December 22

Whistleblower Dreams


The Whistleblower prepares his notes for the next public hearing.  He will stand in front of the microphone and address the crowded auditorium.  He will tell them the truth about the facility where he works, warning them about the dark smoke that billows into the air from tall chimneys.

He knows they won’t listen.




Every night, he dreams about being wakened by sirens.

He pulls aside the bedroom curtain, puts his forehead against the window and cups his hands on either side of his face.  In the cone of light beneath the corner street lamp, tiny swirls of black and gray ash drift toward the ground.  Puffs of other colors float through the light, green and orange and blue specks with white fuzz like the mold on bread or cheese.

On the street itself, cars sit motionless on the main highway past their house, a late-night traffic jam worse than a city rush hour.  Were there really this many cars in their little town?

Angry blasts ripple from automobile horns.  Police and ambulance sirens wail at impotent intervals.  The vehicles aren’t going anywhere.

How does it feel to be trapped?

Several of the car doors open, and people run out as if they’re being chased.  All those people who wouldn’t listen, and now they’re screaming, or holding their hands over gagging mouths, or waving their arms as if to shake off flames, or stopping to peel off layers of skin falling from them like crepe-paper streamers.

Even with the window closed, he can hear a hiss like the sizzle of acid, the drip of hamburger over hot charcoal.

His wife is sleeping, her body turned away from the window.  He grabs his feather pillow and presses it to his nose and mouth and leans over the bed to shake her shoulder.  She doesn’t make a sound, and he shakes harder.  The strap to her pajama top slides off her shoulder.  He brushes aside her hair and touches the nape of her neck, the skin soft with a thin layer of down that glows white in the light from the window.  White, like the fuzz of mold on bread or cheese.

She turns her head, finally awake, and her face is covered with ash and thick, pollen-like spores.  A clump of purple mold flutters beneath her nose as she breathes.  His wife opens her mouth to talk, but produces only a muffled gasp, something like a washrag wrapped around her tongue, white and soaking through with dark clots of blood.

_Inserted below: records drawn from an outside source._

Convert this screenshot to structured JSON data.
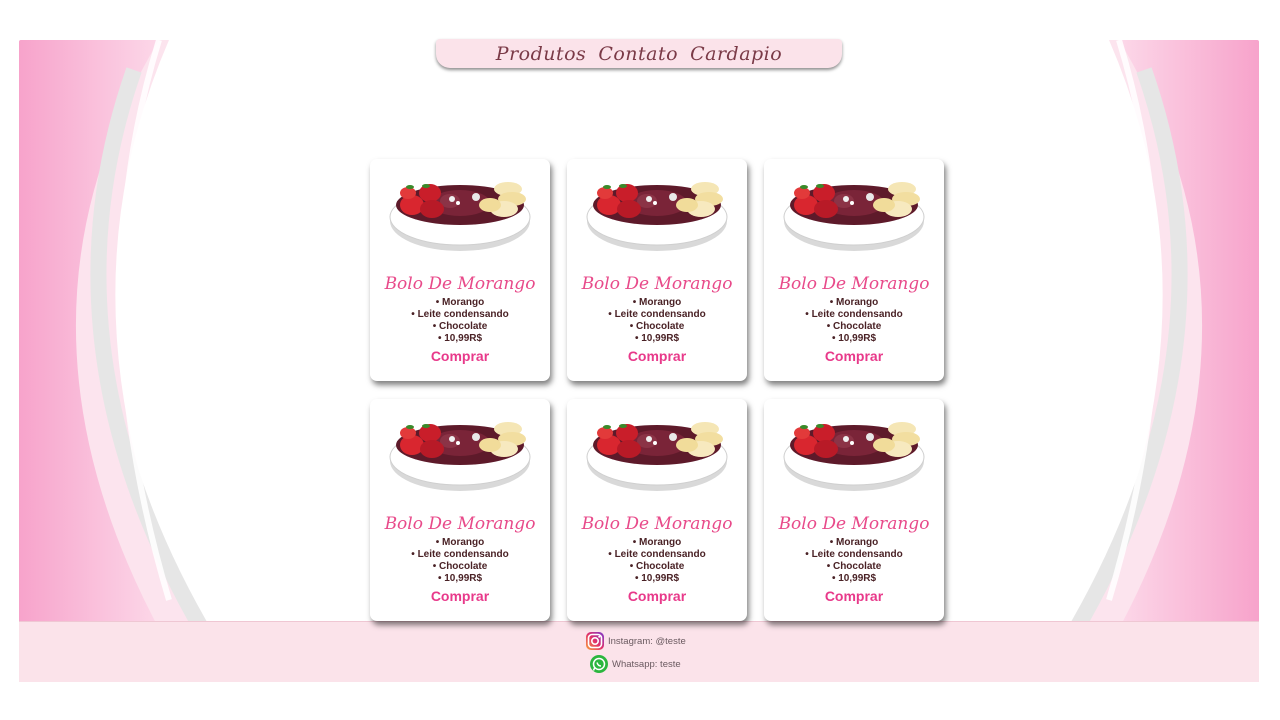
{
  "nav": {
    "items": [
      "Produtos",
      "Contato",
      "Cardapio"
    ]
  },
  "products": [
    {
      "title": "Bolo De Morango",
      "ingredients": [
        "Morango",
        "Leite condensando",
        "Chocolate"
      ],
      "price": "10,99R$",
      "buy_label": "Comprar"
    },
    {
      "title": "Bolo De Morango",
      "ingredients": [
        "Morango",
        "Leite condensando",
        "Chocolate"
      ],
      "price": "10,99R$",
      "buy_label": "Comprar"
    },
    {
      "title": "Bolo De Morango",
      "ingredients": [
        "Morango",
        "Leite condensando",
        "Chocolate"
      ],
      "price": "10,99R$",
      "buy_label": "Comprar"
    },
    {
      "title": "Bolo De Morango",
      "ingredients": [
        "Morango",
        "Leite condensando",
        "Chocolate"
      ],
      "price": "10,99R$",
      "buy_label": "Comprar"
    },
    {
      "title": "Bolo De Morango",
      "ingredients": [
        "Morango",
        "Leite condensando",
        "Chocolate"
      ],
      "price": "10,99R$",
      "buy_label": "Comprar"
    },
    {
      "title": "Bolo De Morango",
      "ingredients": [
        "Morango",
        "Leite condensando",
        "Chocolate"
      ],
      "price": "10,99R$",
      "buy_label": "Comprar"
    }
  ],
  "footer": {
    "instagram": {
      "label": "Instagram: @teste",
      "icon": "instagram-icon"
    },
    "whatsapp": {
      "label": "Whatsapp: teste",
      "icon": "whatsapp-icon"
    }
  },
  "colors": {
    "accent": "#e8398a",
    "title": "#e84a8a",
    "nav_bg": "#fbe3ea",
    "nav_text": "#7a3a47",
    "text_dark": "#4a2226"
  }
}
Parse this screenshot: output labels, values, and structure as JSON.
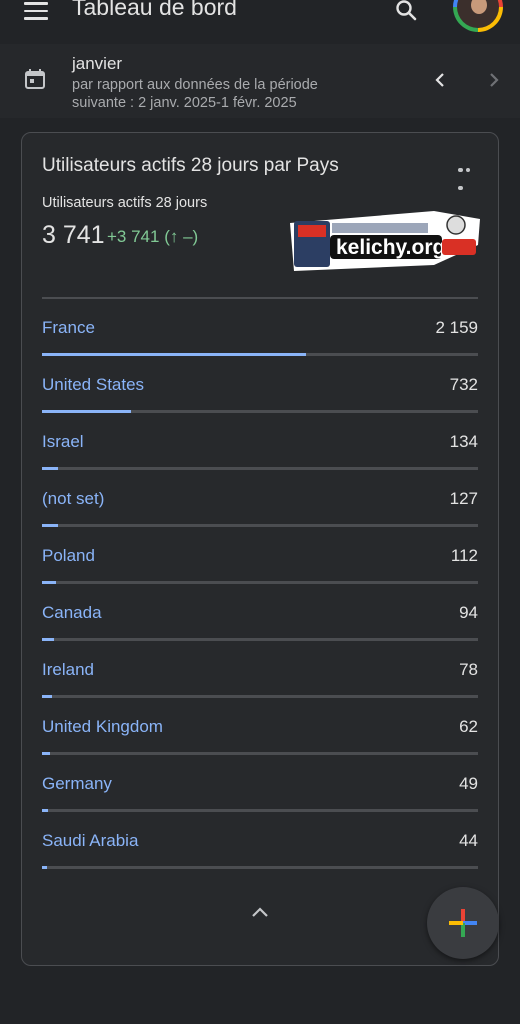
{
  "header": {
    "title": "Tableau de bord",
    "icons": [
      "menu-icon",
      "search-icon",
      "avatar"
    ]
  },
  "date_range": {
    "month": "janvier",
    "comparison": "par rapport aux données de la période suivante : 2 janv. 2025-1 févr. 2025"
  },
  "card": {
    "title": "Utilisateurs actifs 28 jours par Pays",
    "metric_label": "Utilisateurs actifs 28 jours",
    "metric_value": "3 741",
    "metric_delta": "+3 741 (↑ –)",
    "sticker_text": "kelichy.org",
    "sticker_badges": [
      "NEWS",
      "BREAKING NEWS"
    ],
    "rows": [
      {
        "country": "France",
        "users": "2 159",
        "share": 1.0
      },
      {
        "country": "United States",
        "users": "732",
        "share": 0.339
      },
      {
        "country": "Israel",
        "users": "134",
        "share": 0.062
      },
      {
        "country": "(not set)",
        "users": "127",
        "share": 0.059
      },
      {
        "country": "Poland",
        "users": "112",
        "share": 0.052
      },
      {
        "country": "Canada",
        "users": "94",
        "share": 0.044
      },
      {
        "country": "Ireland",
        "users": "78",
        "share": 0.036
      },
      {
        "country": "United Kingdom",
        "users": "62",
        "share": 0.029
      },
      {
        "country": "Germany",
        "users": "49",
        "share": 0.023
      },
      {
        "country": "Saudi Arabia",
        "users": "44",
        "share": 0.02
      }
    ]
  },
  "colors": {
    "background": "#222427",
    "card": "#27292c",
    "link_blue": "#8ab4f8",
    "delta_green": "#81c995",
    "divider": "#4b4d51"
  }
}
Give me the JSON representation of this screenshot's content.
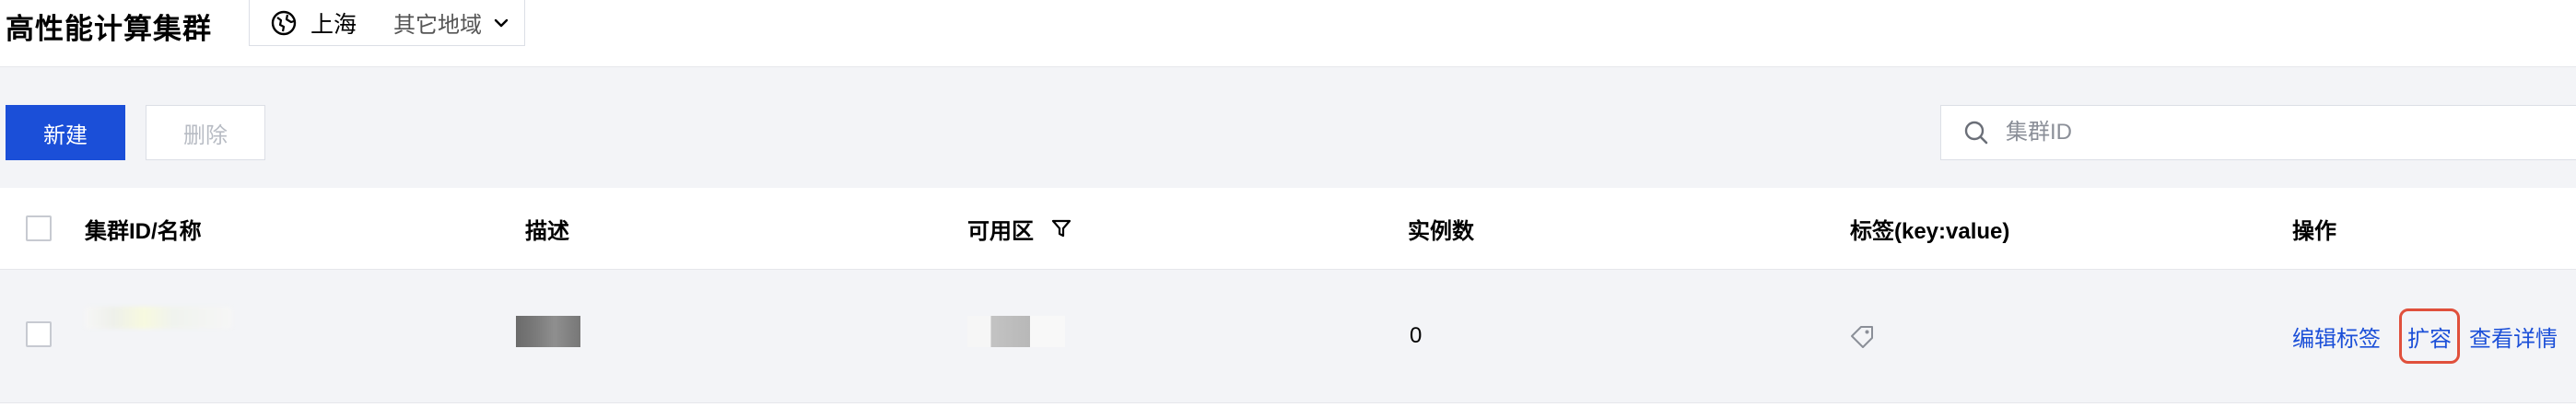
{
  "header": {
    "title": "高性能计算集群",
    "region": {
      "current": "上海",
      "other": "其它地域"
    }
  },
  "toolbar": {
    "create_label": "新建",
    "delete_label": "删除",
    "search": {
      "placeholder": "集群ID",
      "value": ""
    }
  },
  "table": {
    "columns": [
      "集群ID/名称",
      "描述",
      "可用区",
      "实例数",
      "标签(key:value)",
      "操作"
    ],
    "rows": [
      {
        "instance_count": "0",
        "actions": [
          "编辑标签",
          "扩容",
          "查看详情"
        ]
      }
    ]
  },
  "icons": {
    "region": "globe-icon",
    "region_dropdown": "chevron-down-icon",
    "search": "search-icon",
    "zone_filter": "filter-icon",
    "tag": "tag-icon"
  },
  "colors": {
    "primary": "#1b4fd8",
    "highlight_border": "#e0503c",
    "page_bg": "#f3f4f7"
  }
}
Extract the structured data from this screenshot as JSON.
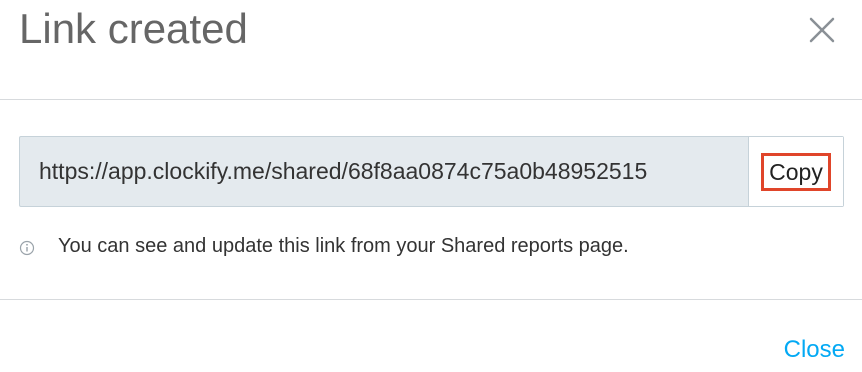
{
  "header": {
    "title": "Link created"
  },
  "link": {
    "url": "https://app.clockify.me/shared/68f8aa0874c75a0b48952515",
    "copy_label": "Copy"
  },
  "info": {
    "icon": "info-circle-icon",
    "text": "You can see and update this link from your Shared reports page."
  },
  "footer": {
    "close_label": "Close"
  },
  "colors": {
    "accent": "#03a9f4",
    "highlight": "#e0452a",
    "input_bg": "#e4eaee"
  }
}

He’s in the same room, breathes the same air, and realizes she must be his mirror.  Is he pushing the pillow tighter to his face, or is something suffocating him from within?




The Whistleblower knows the worst that can happen.  He dreams about it every night.